Dan shares that with online tools he dedicates himself to being accessible, for off-floor video coaching or in-person at his gym, he prides himself on caring about his clients through support, because that’s what influences long-term commitment. For those who want to do more, he offers programs that cater to challenge the athletically committed.

Mike Saunders also distinguishes between those who go to the gym without results and those who receive physical and mental improvement.

New clients arrive for an initial introduction understandably nervous about how they are about to be measured. They leave proud of themselves for how they feel and what they accomplished from a program which is different from the status quo.

I have a colorful way to understand the motivation to train beyond the superficial. You appreciate the real reason why you train, the bottom line, and the reason why you’ll sustain a challenge to your limits to feel better and empowered.

Modern training walks away from the myths. Simple training done very well works the best. The better you do the movement, the more you get out of it. Training is a process, which means you build your skill. Consistency is the key to success -it works well in performance, just as it impacts your business.

To hear more about the support that Dan makes available through coaching and training busy professionals, and the key to scheduling and committing to a better you, listen to the short 18-minute podcast at:


Tactics in strength training implies your approach has science. You strengthen all areas of your physiology with a plan. When you execute on that plan you experience a valuable win. Your brain, muscles, nervous system, and inner biology enjoy the efforts you invest. You are clear on your “why” to train. And your investment in the gym is paying off.

Is this you, or the you that will come when you find the right time and place to train? Here are the three tactical concepts in a productive training program.

  • Learn the skills.
  • Be dynamic with your priorities
  • Put consistent action behind your goals

The skills come from the world of action. In our experience a broad training with a good range of modalities works very well. It is important to remember that strength training is more than getting fit. You are developing functional strength. You are learning to move well. You are becoming an athlete in the broadest physical sense. The skills of physical training are tools that can assist you in a wide range of life tasks.

Avoid a major pitfall of the busy person. Schedule your training. Pick your top tasks for any given day and include training three times a week. If you are an insatiable gym goer it’s time to rethink your goals. If you are forty and above working with greater efficacy is better than working more. Invest time in your life. Invest time in recovery. Learn to work simple. Work fast. And work hard.

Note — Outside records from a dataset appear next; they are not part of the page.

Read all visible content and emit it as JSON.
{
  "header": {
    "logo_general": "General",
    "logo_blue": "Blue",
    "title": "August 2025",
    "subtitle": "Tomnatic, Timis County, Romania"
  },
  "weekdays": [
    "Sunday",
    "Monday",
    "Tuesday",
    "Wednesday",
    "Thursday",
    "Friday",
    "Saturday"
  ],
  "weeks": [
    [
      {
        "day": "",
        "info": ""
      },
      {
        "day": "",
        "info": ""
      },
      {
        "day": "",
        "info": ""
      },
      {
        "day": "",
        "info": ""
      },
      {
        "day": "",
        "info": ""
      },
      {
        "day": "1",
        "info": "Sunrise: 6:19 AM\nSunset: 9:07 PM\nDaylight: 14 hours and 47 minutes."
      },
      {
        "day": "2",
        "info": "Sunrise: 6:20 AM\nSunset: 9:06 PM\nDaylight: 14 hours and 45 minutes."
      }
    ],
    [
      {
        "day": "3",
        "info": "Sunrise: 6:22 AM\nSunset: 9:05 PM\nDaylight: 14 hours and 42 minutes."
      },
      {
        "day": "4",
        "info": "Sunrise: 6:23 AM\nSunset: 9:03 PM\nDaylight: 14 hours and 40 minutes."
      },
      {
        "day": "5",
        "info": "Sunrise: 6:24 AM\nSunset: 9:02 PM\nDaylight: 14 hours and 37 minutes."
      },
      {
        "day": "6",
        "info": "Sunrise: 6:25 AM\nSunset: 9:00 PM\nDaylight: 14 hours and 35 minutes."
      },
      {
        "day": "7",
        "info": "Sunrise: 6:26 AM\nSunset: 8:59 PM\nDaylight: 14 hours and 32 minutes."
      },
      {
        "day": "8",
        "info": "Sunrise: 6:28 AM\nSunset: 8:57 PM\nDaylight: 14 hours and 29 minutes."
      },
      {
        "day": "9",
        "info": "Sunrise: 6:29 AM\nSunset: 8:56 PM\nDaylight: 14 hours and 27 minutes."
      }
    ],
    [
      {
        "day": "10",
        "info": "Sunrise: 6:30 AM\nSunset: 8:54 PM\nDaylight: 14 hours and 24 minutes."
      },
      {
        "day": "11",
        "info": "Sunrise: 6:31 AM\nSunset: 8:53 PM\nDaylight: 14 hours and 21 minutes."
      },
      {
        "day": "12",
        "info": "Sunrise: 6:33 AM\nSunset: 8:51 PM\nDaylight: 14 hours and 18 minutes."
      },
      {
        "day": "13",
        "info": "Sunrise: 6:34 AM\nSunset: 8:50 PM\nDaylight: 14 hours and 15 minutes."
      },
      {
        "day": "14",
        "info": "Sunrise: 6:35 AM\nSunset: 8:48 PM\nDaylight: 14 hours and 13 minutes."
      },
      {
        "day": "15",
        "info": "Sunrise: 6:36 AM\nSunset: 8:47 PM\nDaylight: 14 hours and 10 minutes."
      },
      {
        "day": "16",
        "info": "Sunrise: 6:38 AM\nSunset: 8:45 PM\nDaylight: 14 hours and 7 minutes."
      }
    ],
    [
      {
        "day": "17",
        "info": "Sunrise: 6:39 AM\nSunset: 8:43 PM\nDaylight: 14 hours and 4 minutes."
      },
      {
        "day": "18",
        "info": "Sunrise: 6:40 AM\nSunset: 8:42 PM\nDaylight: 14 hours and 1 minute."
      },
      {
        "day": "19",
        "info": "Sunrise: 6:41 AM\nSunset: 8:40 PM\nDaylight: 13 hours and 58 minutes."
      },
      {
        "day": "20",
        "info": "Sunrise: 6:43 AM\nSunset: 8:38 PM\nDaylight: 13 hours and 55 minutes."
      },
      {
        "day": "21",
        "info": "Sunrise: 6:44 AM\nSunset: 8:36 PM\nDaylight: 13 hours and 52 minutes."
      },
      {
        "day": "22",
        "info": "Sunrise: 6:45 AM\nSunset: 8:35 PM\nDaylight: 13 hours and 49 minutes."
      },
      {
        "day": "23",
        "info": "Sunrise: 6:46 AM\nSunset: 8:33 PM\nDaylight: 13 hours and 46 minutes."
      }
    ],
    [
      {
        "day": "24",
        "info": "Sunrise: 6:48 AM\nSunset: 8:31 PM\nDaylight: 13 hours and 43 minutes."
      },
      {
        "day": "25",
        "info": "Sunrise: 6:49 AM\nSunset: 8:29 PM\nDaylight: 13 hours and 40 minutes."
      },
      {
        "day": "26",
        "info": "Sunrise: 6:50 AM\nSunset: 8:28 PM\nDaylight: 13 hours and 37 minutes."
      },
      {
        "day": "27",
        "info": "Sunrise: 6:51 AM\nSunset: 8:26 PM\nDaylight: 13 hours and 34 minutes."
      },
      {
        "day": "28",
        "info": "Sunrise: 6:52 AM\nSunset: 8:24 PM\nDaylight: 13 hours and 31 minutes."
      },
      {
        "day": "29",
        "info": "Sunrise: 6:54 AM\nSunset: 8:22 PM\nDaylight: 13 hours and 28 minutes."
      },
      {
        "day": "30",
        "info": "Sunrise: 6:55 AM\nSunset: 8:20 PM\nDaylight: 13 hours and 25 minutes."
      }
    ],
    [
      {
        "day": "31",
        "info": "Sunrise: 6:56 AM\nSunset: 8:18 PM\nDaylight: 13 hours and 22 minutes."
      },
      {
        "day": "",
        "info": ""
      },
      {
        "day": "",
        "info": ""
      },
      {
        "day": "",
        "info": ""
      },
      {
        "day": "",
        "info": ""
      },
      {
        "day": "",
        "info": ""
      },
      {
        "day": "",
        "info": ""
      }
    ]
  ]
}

Going to the gym once a week is fruitless. It’s tantamount to failure and you will quit sooner than later. Begin with your “why.” Why do you train? Clarity will go further than hope. Then set a goal. Make it aggressive but achievable. And go to work. Be consistent. Pick a time that works. Collate your equipment. Be a little Spartan about it. Get hydrated. Mix your recovery drink. And go. Once you begin your warm up, any residual head trash you carry around with you will disappear.

We all need guidance and a push to get training programmed into our lives. I did at first. It took a few months of committed behavior to get the tactics in strength training to feel normal. But I had a goal. I’m a coach. I have a gym. I must be a product of the product. There is no way to duck out of the process. I hired myself. You must do the same. Hire yourself to fulfill your goal.

Tactical strength training is an incremental process. There must be process or the training won’t work. And if it works, who gets the bragging rights? And who cashes in on the bigger rewards of health and brain function?

Your coach is your guide. Our process includes building the person, the tactics in strength, and the physical development. You may not be an athlete. You do want to roll back your athletic years. That includes good motor function in your muscles. It means flexibility in your joints. And a healthy dose of youthful brain function.

That’s tactics in strength training.